Exercise requirements = There is a line below that contains "Parse this screenshot: output". Please reproduce it and all following lines exactly, through the final one.

Source material =
□ □ □ □ □

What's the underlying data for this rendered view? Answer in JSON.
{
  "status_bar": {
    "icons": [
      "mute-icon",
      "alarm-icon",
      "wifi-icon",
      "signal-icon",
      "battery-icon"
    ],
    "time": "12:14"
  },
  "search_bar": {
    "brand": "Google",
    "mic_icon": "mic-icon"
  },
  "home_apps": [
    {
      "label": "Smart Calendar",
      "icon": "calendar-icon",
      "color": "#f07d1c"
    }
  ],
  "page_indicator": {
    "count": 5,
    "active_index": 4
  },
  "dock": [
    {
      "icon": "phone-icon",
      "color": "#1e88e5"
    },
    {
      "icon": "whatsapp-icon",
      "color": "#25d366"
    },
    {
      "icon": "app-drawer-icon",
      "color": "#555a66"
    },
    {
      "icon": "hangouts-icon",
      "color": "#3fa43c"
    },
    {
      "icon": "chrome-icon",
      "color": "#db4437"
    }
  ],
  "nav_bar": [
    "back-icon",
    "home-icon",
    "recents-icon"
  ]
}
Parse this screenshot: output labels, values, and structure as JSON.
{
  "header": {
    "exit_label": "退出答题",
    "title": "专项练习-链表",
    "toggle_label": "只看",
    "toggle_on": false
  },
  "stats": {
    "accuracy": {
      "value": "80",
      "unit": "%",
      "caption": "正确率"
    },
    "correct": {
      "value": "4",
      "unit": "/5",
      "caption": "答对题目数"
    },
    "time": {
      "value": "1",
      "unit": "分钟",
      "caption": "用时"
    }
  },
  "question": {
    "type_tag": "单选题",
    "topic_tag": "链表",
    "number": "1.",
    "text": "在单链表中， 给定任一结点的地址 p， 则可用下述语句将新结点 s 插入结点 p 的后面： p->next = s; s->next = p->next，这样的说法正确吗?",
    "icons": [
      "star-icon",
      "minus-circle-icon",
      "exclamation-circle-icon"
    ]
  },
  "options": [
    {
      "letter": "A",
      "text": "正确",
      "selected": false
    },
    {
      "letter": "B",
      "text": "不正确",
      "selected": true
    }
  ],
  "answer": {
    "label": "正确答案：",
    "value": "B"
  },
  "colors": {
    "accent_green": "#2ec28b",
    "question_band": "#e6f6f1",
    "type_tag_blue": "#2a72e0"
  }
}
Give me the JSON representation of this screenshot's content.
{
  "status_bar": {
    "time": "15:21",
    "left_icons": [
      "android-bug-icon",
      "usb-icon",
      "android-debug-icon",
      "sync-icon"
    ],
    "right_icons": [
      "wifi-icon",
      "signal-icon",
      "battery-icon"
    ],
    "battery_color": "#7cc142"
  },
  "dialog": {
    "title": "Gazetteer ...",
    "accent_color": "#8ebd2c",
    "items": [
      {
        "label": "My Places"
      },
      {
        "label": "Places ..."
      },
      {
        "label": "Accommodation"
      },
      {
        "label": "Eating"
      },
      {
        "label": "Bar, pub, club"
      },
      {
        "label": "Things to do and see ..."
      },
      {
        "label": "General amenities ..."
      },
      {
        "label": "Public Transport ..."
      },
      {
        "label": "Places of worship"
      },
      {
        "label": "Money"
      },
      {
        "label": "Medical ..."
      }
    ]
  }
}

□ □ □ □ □

Output of the exercise =
Parse this screenshot: output labels, values, and structure as JSON.
{
  "header": {
    "exit_label": "退出答题",
    "title": "专项练习-链表",
    "toggle_label": "只看",
    "toggle_on": false
  },
  "stats": {
    "accuracy": {
      "value": "80",
      "unit": "%",
      "caption": "正确率"
    },
    "correct": {
      "value": "4",
      "unit": "/5",
      "caption": "答对题目数"
    },
    "time": {
      "value": "1",
      "unit": "分钟",
      "caption": "用时"
    }
  },
  "question": {
    "type_tag": "单选题",
    "topic_tag": "链表",
    "number": "1.",
    "text": "在单链表中， 给定任一结点的地址 p， 则可用下述语句将新结点 s 插入结点 p 的后面： p->next = s; s->next = p->next，这样的说法正确吗?",
    "icons": [
      "star-icon",
      "minus-circle-icon",
      "exclamation-circle-icon"
    ]
  },
  "options": [
    {
      "letter": "A",
      "text": "正确",
      "selected": false
    },
    {
      "letter": "B",
      "text": "不正确",
      "selected": true
    }
  ],
  "answer": {
    "label": "正确答案：",
    "value": "B"
  },
  "colors": {
    "accent_green": "#2ec28b",
    "question_band": "#e6f6f1",
    "type_tag_blue": "#2a72e0"
  }
}
Give me the JSON representation of this screenshot's content.
{
  "status_bar": {
    "time": "15:21",
    "left_icons": [
      "android-bug-icon",
      "usb-icon",
      "android-debug-icon",
      "sync-icon"
    ],
    "right_icons": [
      "wifi-icon",
      "signal-icon",
      "battery-icon"
    ],
    "battery_color": "#7cc142"
  },
  "dialog": {
    "title": "Gazetteer ...",
    "accent_color": "#8ebd2c",
    "items": [
      {
        "label": "My Places"
      },
      {
        "label": "Places ..."
      },
      {
        "label": "Accommodation"
      },
      {
        "label": "Eating"
      },
      {
        "label": "Bar, pub, club"
      },
      {
        "label": "Things to do and see ..."
      },
      {
        "label": "General amenities ..."
      },
      {
        "label": "Public Transport ..."
      },
      {
        "label": "Places of worship"
      },
      {
        "label": "Money"
      },
      {
        "label": "Medical ..."
      }
    ]
  }
}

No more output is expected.